What the exercise asks → Each entry must appear in the answer exactly as given.

Provided material →
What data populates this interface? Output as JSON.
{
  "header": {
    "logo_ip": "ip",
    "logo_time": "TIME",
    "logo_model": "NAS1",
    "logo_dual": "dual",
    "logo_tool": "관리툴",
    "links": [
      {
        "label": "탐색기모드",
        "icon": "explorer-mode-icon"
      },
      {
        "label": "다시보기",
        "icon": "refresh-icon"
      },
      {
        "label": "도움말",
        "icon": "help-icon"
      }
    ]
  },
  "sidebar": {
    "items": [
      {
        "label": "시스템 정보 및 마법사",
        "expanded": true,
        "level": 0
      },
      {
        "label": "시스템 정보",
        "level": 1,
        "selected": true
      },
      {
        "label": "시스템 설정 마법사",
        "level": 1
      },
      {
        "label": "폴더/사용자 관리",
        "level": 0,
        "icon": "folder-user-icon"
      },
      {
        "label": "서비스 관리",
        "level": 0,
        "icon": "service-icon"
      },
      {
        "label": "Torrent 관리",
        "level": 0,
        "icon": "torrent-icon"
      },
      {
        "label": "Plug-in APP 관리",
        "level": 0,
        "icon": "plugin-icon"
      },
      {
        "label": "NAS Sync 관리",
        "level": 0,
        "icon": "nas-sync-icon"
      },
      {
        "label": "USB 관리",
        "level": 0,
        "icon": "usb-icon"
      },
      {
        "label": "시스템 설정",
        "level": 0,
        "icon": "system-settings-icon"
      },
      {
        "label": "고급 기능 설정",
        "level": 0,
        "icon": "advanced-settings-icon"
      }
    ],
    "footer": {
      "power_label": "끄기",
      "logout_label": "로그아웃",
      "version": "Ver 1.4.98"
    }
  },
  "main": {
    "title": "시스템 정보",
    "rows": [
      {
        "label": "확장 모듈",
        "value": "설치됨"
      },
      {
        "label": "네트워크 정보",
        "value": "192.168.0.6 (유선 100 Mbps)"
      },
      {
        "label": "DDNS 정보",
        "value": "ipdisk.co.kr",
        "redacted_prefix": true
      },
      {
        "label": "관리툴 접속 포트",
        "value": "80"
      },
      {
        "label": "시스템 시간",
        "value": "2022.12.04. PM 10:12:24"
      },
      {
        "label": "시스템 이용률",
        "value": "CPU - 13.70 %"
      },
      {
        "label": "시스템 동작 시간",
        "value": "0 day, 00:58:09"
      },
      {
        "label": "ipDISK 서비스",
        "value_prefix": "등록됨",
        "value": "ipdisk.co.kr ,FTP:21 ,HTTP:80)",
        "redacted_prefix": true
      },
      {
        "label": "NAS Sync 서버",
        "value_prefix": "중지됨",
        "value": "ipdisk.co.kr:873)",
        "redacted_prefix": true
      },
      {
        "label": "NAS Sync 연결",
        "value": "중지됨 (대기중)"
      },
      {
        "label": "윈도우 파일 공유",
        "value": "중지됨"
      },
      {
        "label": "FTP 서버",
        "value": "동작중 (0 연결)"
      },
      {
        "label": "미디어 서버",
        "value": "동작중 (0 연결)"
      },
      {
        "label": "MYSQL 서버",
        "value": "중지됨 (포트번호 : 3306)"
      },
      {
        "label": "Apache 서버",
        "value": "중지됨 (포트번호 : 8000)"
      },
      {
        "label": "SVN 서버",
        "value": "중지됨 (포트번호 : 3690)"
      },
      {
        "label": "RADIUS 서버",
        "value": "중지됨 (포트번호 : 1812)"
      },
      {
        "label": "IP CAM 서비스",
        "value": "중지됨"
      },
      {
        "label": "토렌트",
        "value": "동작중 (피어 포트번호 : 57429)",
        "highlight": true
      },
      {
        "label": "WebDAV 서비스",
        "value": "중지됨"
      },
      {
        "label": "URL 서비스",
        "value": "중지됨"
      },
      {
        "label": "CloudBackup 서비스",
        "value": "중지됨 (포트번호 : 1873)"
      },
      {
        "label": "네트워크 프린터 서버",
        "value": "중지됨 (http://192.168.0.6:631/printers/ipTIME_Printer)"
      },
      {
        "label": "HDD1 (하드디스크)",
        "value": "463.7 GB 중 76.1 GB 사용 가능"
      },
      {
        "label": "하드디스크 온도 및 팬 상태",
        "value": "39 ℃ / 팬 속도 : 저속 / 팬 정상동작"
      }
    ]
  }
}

Exercise output →
What data populates this interface? Output as JSON.
{
  "header": {
    "logo_ip": "ip",
    "logo_time": "TIME",
    "logo_model": "NAS1",
    "logo_dual": "dual",
    "logo_tool": "관리툴",
    "links": [
      {
        "label": "탐색기모드",
        "icon": "explorer-mode-icon"
      },
      {
        "label": "다시보기",
        "icon": "refresh-icon"
      },
      {
        "label": "도움말",
        "icon": "help-icon"
      }
    ]
  },
  "sidebar": {
    "items": [
      {
        "label": "시스템 정보 및 마법사",
        "expanded": true,
        "level": 0
      },
      {
        "label": "시스템 정보",
        "level": 1,
        "selected": true
      },
      {
        "label": "시스템 설정 마법사",
        "level": 1
      },
      {
        "label": "폴더/사용자 관리",
        "level": 0,
        "icon": "folder-user-icon"
      },
      {
        "label": "서비스 관리",
        "level": 0,
        "icon": "service-icon"
      },
      {
        "label": "Torrent 관리",
        "level": 0,
        "icon": "torrent-icon"
      },
      {
        "label": "Plug-in APP 관리",
        "level": 0,
        "icon": "plugin-icon"
      },
      {
        "label": "NAS Sync 관리",
        "level": 0,
        "icon": "nas-sync-icon"
      },
      {
        "label": "USB 관리",
        "level": 0,
        "icon": "usb-icon"
      },
      {
        "label": "시스템 설정",
        "level": 0,
        "icon": "system-settings-icon"
      },
      {
        "label": "고급 기능 설정",
        "level": 0,
        "icon": "advanced-settings-icon"
      }
    ],
    "footer": {
      "power_label": "끄기",
      "logout_label": "로그아웃",
      "version": "Ver 1.4.98"
    }
  },
  "main": {
    "title": "시스템 정보",
    "rows": [
      {
        "label": "확장 모듈",
        "value": "설치됨"
      },
      {
        "label": "네트워크 정보",
        "value": "192.168.0.6 (유선 100 Mbps)"
      },
      {
        "label": "DDNS 정보",
        "value": "ipdisk.co.kr",
        "redacted_prefix": true
      },
      {
        "label": "관리툴 접속 포트",
        "value": "80"
      },
      {
        "label": "시스템 시간",
        "value": "2022.12.04. PM 10:12:24"
      },
      {
        "label": "시스템 이용률",
        "value": "CPU - 13.70 %"
      },
      {
        "label": "시스템 동작 시간",
        "value": "0 day, 00:58:09"
      },
      {
        "label": "ipDISK 서비스",
        "value_prefix": "등록됨",
        "value": "ipdisk.co.kr ,FTP:21 ,HTTP:80)",
        "redacted_prefix": true
      },
      {
        "label": "NAS Sync 서버",
        "value_prefix": "중지됨",
        "value": "ipdisk.co.kr:873)",
        "redacted_prefix": true
      },
      {
        "label": "NAS Sync 연결",
        "value": "중지됨 (대기중)"
      },
      {
        "label": "윈도우 파일 공유",
        "value": "중지됨"
      },
      {
        "label": "FTP 서버",
        "value": "동작중 (0 연결)"
      },
      {
        "label": "미디어 서버",
        "value": "동작중 (0 연결)"
      },
      {
        "label": "MYSQL 서버",
        "value": "중지됨 (포트번호 : 3306)"
      },
      {
        "label": "Apache 서버",
        "value": "중지됨 (포트번호 : 8000)"
      },
      {
        "label": "SVN 서버",
        "value": "중지됨 (포트번호 : 3690)"
      },
      {
        "label": "RADIUS 서버",
        "value": "중지됨 (포트번호 : 1812)"
      },
      {
        "label": "IP CAM 서비스",
        "value": "중지됨"
      },
      {
        "label": "토렌트",
        "value": "동작중 (피어 포트번호 : 57429)",
        "highlight": true
      },
      {
        "label": "WebDAV 서비스",
        "value": "중지됨"
      },
      {
        "label": "URL 서비스",
        "value": "중지됨"
      },
      {
        "label": "CloudBackup 서비스",
        "value": "중지됨 (포트번호 : 1873)"
      },
      {
        "label": "네트워크 프린터 서버",
        "value": "중지됨 (http://192.168.0.6:631/printers/ipTIME_Printer)"
      },
      {
        "label": "HDD1 (하드디스크)",
        "value": "463.7 GB 중 76.1 GB 사용 가능"
      },
      {
        "label": "하드디스크 온도 및 팬 상태",
        "value": "39 ℃ / 팬 속도 : 저속 / 팬 정상동작"
      }
    ]
  }
}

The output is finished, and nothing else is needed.